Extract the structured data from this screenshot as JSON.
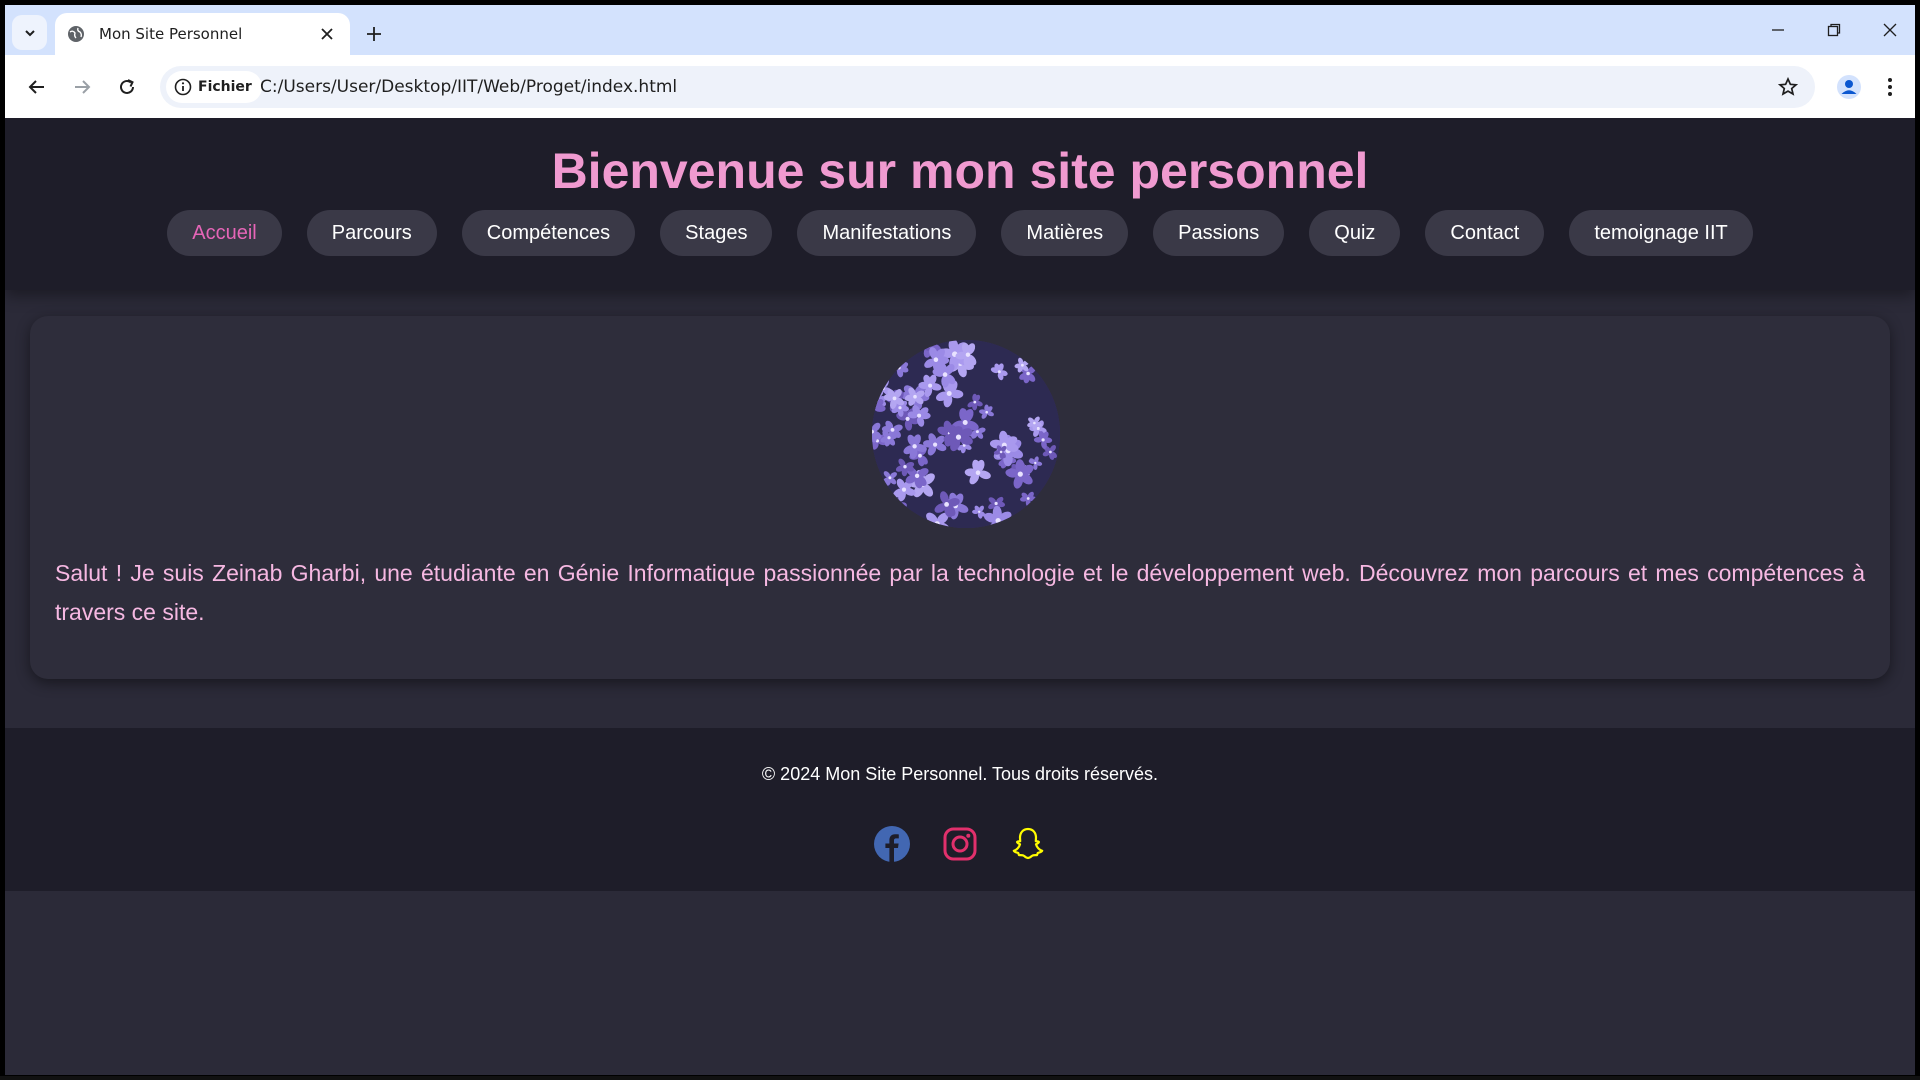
{
  "browser": {
    "tab_title": "Mon Site Personnel",
    "chip_label": "Fichier",
    "url": "C:/Users/User/Desktop/IIT/Web/Proget/index.html"
  },
  "site": {
    "title": "Bienvenue sur mon site personnel",
    "nav": [
      {
        "label": "Accueil",
        "active": true
      },
      {
        "label": "Parcours"
      },
      {
        "label": "Compétences"
      },
      {
        "label": "Stages"
      },
      {
        "label": "Manifestations"
      },
      {
        "label": "Matières"
      },
      {
        "label": "Passions"
      },
      {
        "label": "Quiz"
      },
      {
        "label": "Contact"
      },
      {
        "label": "temoignage IIT"
      }
    ],
    "intro": "Salut ! Je suis Zeinab Gharbi, une étudiante en Génie Informatique passionnée par la technologie et le développement web. Découvrez mon parcours et mes compétences à travers ce site.",
    "footer_text": "© 2024 Mon Site Personnel. Tous droits réservés.",
    "social_icons": [
      "facebook-icon",
      "instagram-icon",
      "snapchat-icon"
    ]
  },
  "colors": {
    "title_pink": "#f09ad0",
    "active_nav": "#e665b8",
    "intro_text": "#f6b8e2",
    "header_bg": "#1e1d29",
    "page_bg": "#2b2a38",
    "facebook": "#4267b2",
    "instagram": "#e1306c",
    "snapchat": "#fffc00"
  }
}
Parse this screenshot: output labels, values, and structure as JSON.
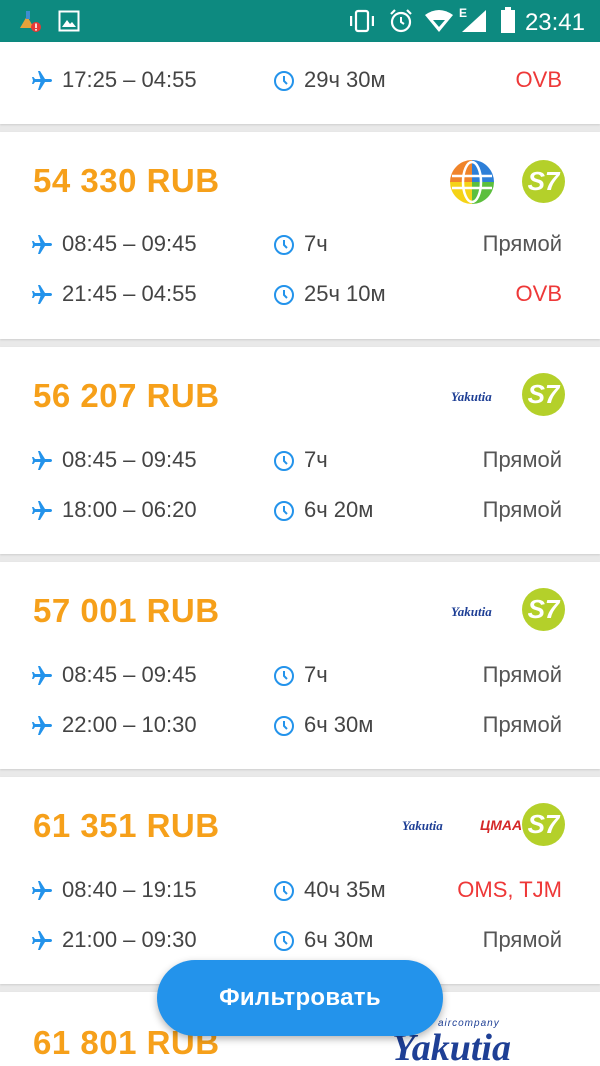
{
  "status_bar": {
    "time": "23:41",
    "network_label": "E",
    "icons": [
      "cleaner-app-icon",
      "gallery-icon",
      "vibrate-icon",
      "alarm-icon",
      "wifi-icon",
      "signal-icon",
      "battery-icon"
    ]
  },
  "colors": {
    "price": "#f6a01a",
    "accent_blue": "#2393eb",
    "stop_red": "#ee3838",
    "s7_green": "#b4d02a",
    "status_bar": "#0d8a80"
  },
  "results": [
    {
      "price": "",
      "airlines": [],
      "segments": [
        {
          "times": "17:25 – 04:55",
          "duration": "29ч 30м",
          "stops": "OVB",
          "stops_highlight": true
        }
      ]
    },
    {
      "price": "54 330 RUB",
      "airlines": [
        "multi-carrier-globe-logo",
        "s7-logo"
      ],
      "segments": [
        {
          "times": "08:45 – 09:45",
          "duration": "7ч",
          "stops": "Прямой",
          "stops_highlight": false
        },
        {
          "times": "21:45 – 04:55",
          "duration": "25ч 10м",
          "stops": "OVB",
          "stops_highlight": true
        }
      ]
    },
    {
      "price": "56 207 RUB",
      "airlines": [
        "yakutia-logo",
        "s7-logo"
      ],
      "segments": [
        {
          "times": "08:45 – 09:45",
          "duration": "7ч",
          "stops": "Прямой",
          "stops_highlight": false
        },
        {
          "times": "18:00 – 06:20",
          "duration": "6ч 20м",
          "stops": "Прямой",
          "stops_highlight": false
        }
      ]
    },
    {
      "price": "57 001 RUB",
      "airlines": [
        "yakutia-logo",
        "s7-logo"
      ],
      "segments": [
        {
          "times": "08:45 – 09:45",
          "duration": "7ч",
          "stops": "Прямой",
          "stops_highlight": false
        },
        {
          "times": "22:00 – 10:30",
          "duration": "6ч 30м",
          "stops": "Прямой",
          "stops_highlight": false
        }
      ]
    },
    {
      "price": "61 351 RUB",
      "airlines": [
        "yakutia-logo",
        "red-airline-logo",
        "s7-logo"
      ],
      "segments": [
        {
          "times": "08:40 – 19:15",
          "duration": "40ч 35м",
          "stops": "OMS, TJM",
          "stops_highlight": true
        },
        {
          "times": "21:00 – 09:30",
          "duration": "6ч 30м",
          "stops": "Прямой",
          "stops_highlight": false
        }
      ]
    },
    {
      "price": "61 801 RUB",
      "airlines": [
        "yakutia-aircompany-logo"
      ],
      "segments": []
    }
  ],
  "logos": {
    "yakutia_text": "Yakutia",
    "yakutia_tagline": "aircompany",
    "red_airline_text": "ЦМАА",
    "s7_text": "S7"
  },
  "filter_button": {
    "label": "Фильтровать"
  }
}
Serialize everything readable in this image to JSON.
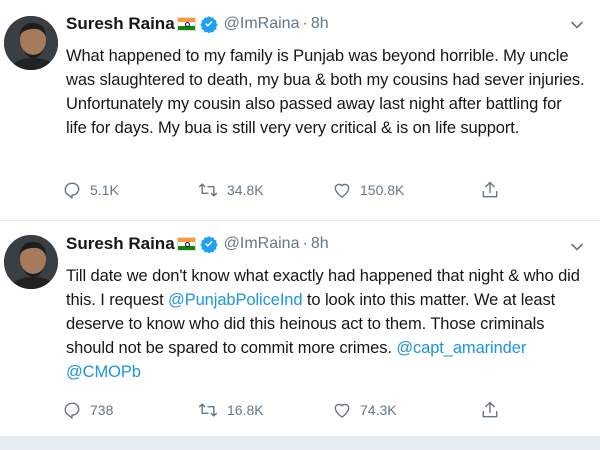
{
  "tweets": [
    {
      "display_name": "Suresh Raina",
      "handle": "@ImRaina",
      "separator": "·",
      "time": "8h",
      "text_parts": [
        {
          "text": "What happened to my family is Punjab was beyond horrible. My uncle was slaughtered to death, my bua & both my cousins had sever injuries. Unfortunately my cousin also passed away last night after battling for life for days. My bua is still very very critical & is on life support.",
          "mention": false
        }
      ],
      "replies": "5.1K",
      "retweets": "34.8K",
      "likes": "150.8K"
    },
    {
      "display_name": "Suresh Raina",
      "handle": "@ImRaina",
      "separator": "·",
      "time": "8h",
      "text_parts": [
        {
          "text": "Till date we don't know what exactly had happened that night & who did this. I request ",
          "mention": false
        },
        {
          "text": "@PunjabPoliceInd",
          "mention": true
        },
        {
          "text": " to look into this matter. We at least deserve to know who did this heinous act to them. Those criminals should not be spared to commit more crimes. ",
          "mention": false
        },
        {
          "text": "@capt_amarinder",
          "mention": true
        },
        {
          "text": " ",
          "mention": false
        },
        {
          "text": "@CMOPb",
          "mention": true
        }
      ],
      "replies": "738",
      "retweets": "16.8K",
      "likes": "74.3K"
    }
  ],
  "icons": {
    "verified": "verified-badge-icon",
    "caret": "chevron-down-icon",
    "reply": "reply-icon",
    "retweet": "retweet-icon",
    "like": "heart-icon",
    "share": "share-icon",
    "flag": "india-flag-icon"
  },
  "colors": {
    "accent": "#1b95e0",
    "muted": "#657786",
    "text": "#14171a"
  }
}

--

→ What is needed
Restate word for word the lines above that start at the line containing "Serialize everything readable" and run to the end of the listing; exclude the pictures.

→ Result for this task
Serialize everything readable in this image to JSON.
{
  "tweets": [
    {
      "display_name": "Suresh Raina",
      "handle": "@ImRaina",
      "separator": "·",
      "time": "8h",
      "text_parts": [
        {
          "text": "What happened to my family is Punjab was beyond horrible. My uncle was slaughtered to death, my bua & both my cousins had sever injuries. Unfortunately my cousin also passed away last night after battling for life for days. My bua is still very very critical & is on life support.",
          "mention": false
        }
      ],
      "replies": "5.1K",
      "retweets": "34.8K",
      "likes": "150.8K"
    },
    {
      "display_name": "Suresh Raina",
      "handle": "@ImRaina",
      "separator": "·",
      "time": "8h",
      "text_parts": [
        {
          "text": "Till date we don't know what exactly had happened that night & who did this. I request ",
          "mention": false
        },
        {
          "text": "@PunjabPoliceInd",
          "mention": true
        },
        {
          "text": " to look into this matter. We at least deserve to know who did this heinous act to them. Those criminals should not be spared to commit more crimes. ",
          "mention": false
        },
        {
          "text": "@capt_amarinder",
          "mention": true
        },
        {
          "text": " ",
          "mention": false
        },
        {
          "text": "@CMOPb",
          "mention": true
        }
      ],
      "replies": "738",
      "retweets": "16.8K",
      "likes": "74.3K"
    }
  ],
  "icons": {
    "verified": "verified-badge-icon",
    "caret": "chevron-down-icon",
    "reply": "reply-icon",
    "retweet": "retweet-icon",
    "like": "heart-icon",
    "share": "share-icon",
    "flag": "india-flag-icon"
  },
  "colors": {
    "accent": "#1b95e0",
    "muted": "#657786",
    "text": "#14171a"
  }
}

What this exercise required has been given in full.